Many Albertans may be surprised to learn that Imrie Park is, technically speaking, not a provincial park.
Located a half-hour drive northwest of Edmonton, it’s a beautiful natural area with camping opportunities, a picnic area, groomed trails and places to observe wildlife. Most people visiting Imrie Park will not notice that it’s different than other provincial parks.
So, if Imrie Park looks like a provincial park, operates like a provincial park, and is even called a park, why isn’t it one?
Imrie Park is one of nine Parks and Wildlife Ventures (PWV) land holdings, part of a program that allowed people to donate land to the provincial government in trust for public use. Mary Louise Imrie, the first woman architect in Edmonton, donated the land now known as Imrie Park in 1988.
While most land trusts focus on conservation values only, with passive recreation often an afterthought, the PWV program is concerned with conservation and outdoor recreational opportunities.
The program, initiated in 1988, at one point featured 23 properties, with more than 2,600 acres of land. All of these properties are still fulfilling their mandates, but most have been legally transferred to other organizations such as conservation associations. These properties continue to fulfill the PWV mandate to preserve wildlife habitat, ensure watershed protection and provide recreational values to Albertans for generations to come.
Each of the nine existing PWV land holdings has specific rules surrounding on how the land is used, based on the wishes of the people who donated it. At Imrie Park, camping, skiing and camp fires are allowed, but hunting, horses and off-highway vehicles are not permitted. The restrictions for each land holding are posted at the site, and on the Environment and Parks web pages.

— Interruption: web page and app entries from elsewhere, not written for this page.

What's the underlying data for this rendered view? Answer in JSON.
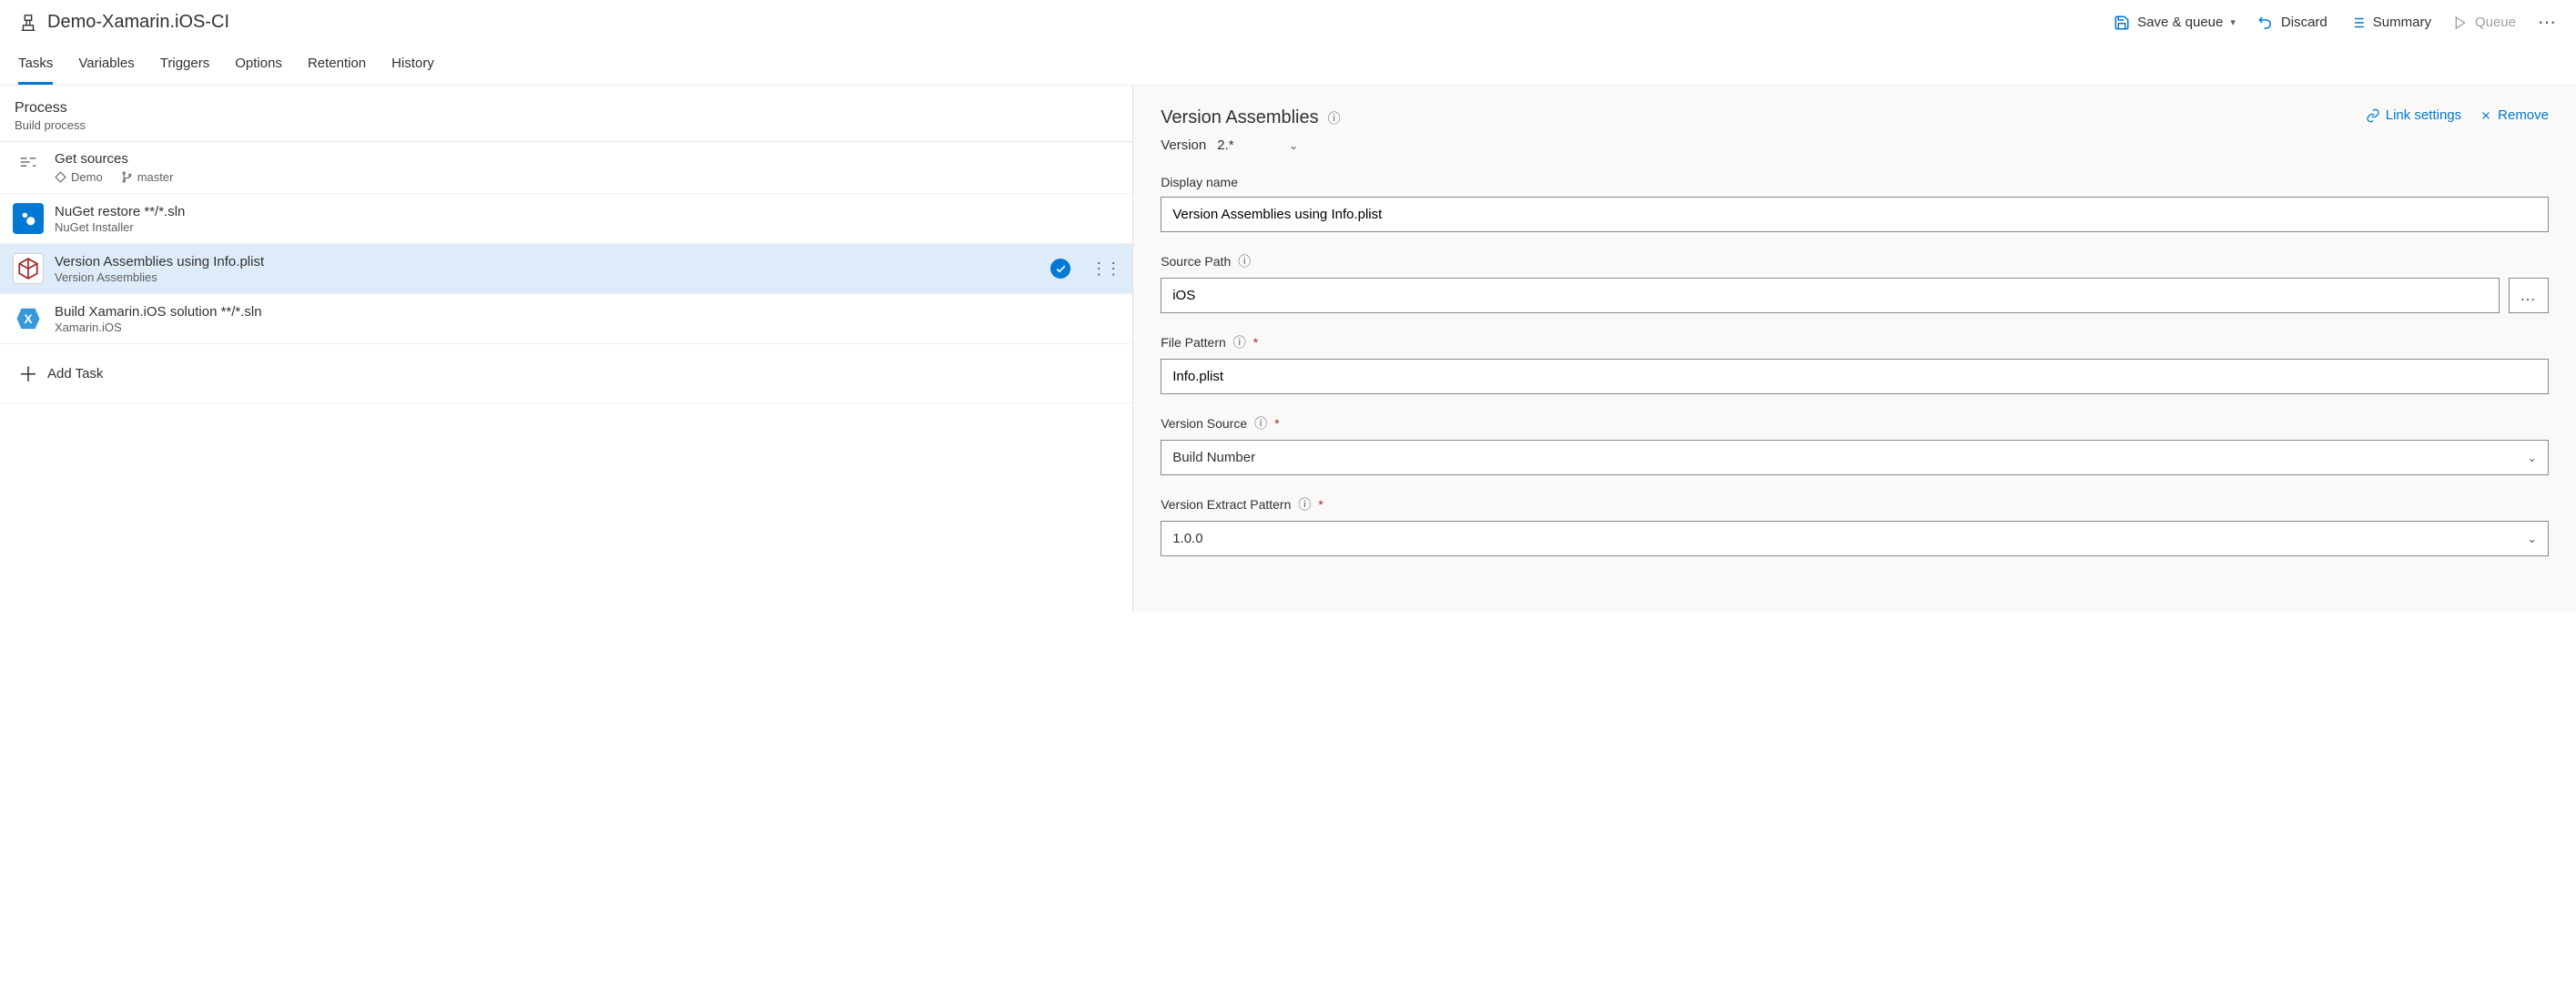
{
  "header": {
    "title": "Demo-Xamarin.iOS-CI",
    "toolbar": {
      "save_queue": "Save & queue",
      "discard": "Discard",
      "summary": "Summary",
      "queue": "Queue"
    }
  },
  "tabs": [
    "Tasks",
    "Variables",
    "Triggers",
    "Options",
    "Retention",
    "History"
  ],
  "active_tab": "Tasks",
  "process": {
    "title": "Process",
    "subtitle": "Build process"
  },
  "get_sources": {
    "title": "Get sources",
    "repo": "Demo",
    "branch": "master"
  },
  "tasks": [
    {
      "title": "NuGet restore **/*.sln",
      "sub": "NuGet Installer",
      "icon": "nuget"
    },
    {
      "title": "Version Assemblies using Info.plist",
      "sub": "Version Assemblies",
      "icon": "version",
      "selected": true,
      "checked": true
    },
    {
      "title": "Build Xamarin.iOS solution **/*.sln",
      "sub": "Xamarin.iOS",
      "icon": "xamarin"
    }
  ],
  "add_task_label": "Add Task",
  "details": {
    "title": "Version Assemblies",
    "link_settings": "Link settings",
    "remove": "Remove",
    "version_label": "Version",
    "version_value": "2.*",
    "fields": {
      "display_name": {
        "label": "Display name",
        "value": "Version Assemblies using Info.plist"
      },
      "source_path": {
        "label": "Source Path",
        "value": "iOS",
        "info": true,
        "browse": true
      },
      "file_pattern": {
        "label": "File Pattern",
        "value": "Info.plist",
        "info": true,
        "required": true
      },
      "version_source": {
        "label": "Version Source",
        "value": "Build Number",
        "info": true,
        "required": true,
        "select": true
      },
      "version_extract": {
        "label": "Version Extract Pattern",
        "value": "1.0.0",
        "info": true,
        "required": true,
        "select": true
      }
    }
  }
}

Depending on what you’re planning to do, some of these locations can be a great alternative to the more well-known provincial parks. A map showing where they are located can be found here.
Although the program is no longer accepting donations, PWV still brings together landowners, community groups, industry, government agencies, volunteers and individual donors. In partnership, these groups work to achieve conservation goals across the Alberta landscape.
We encourage Albertans to visit these sites and enjoy the benefits of this unique Alberta program.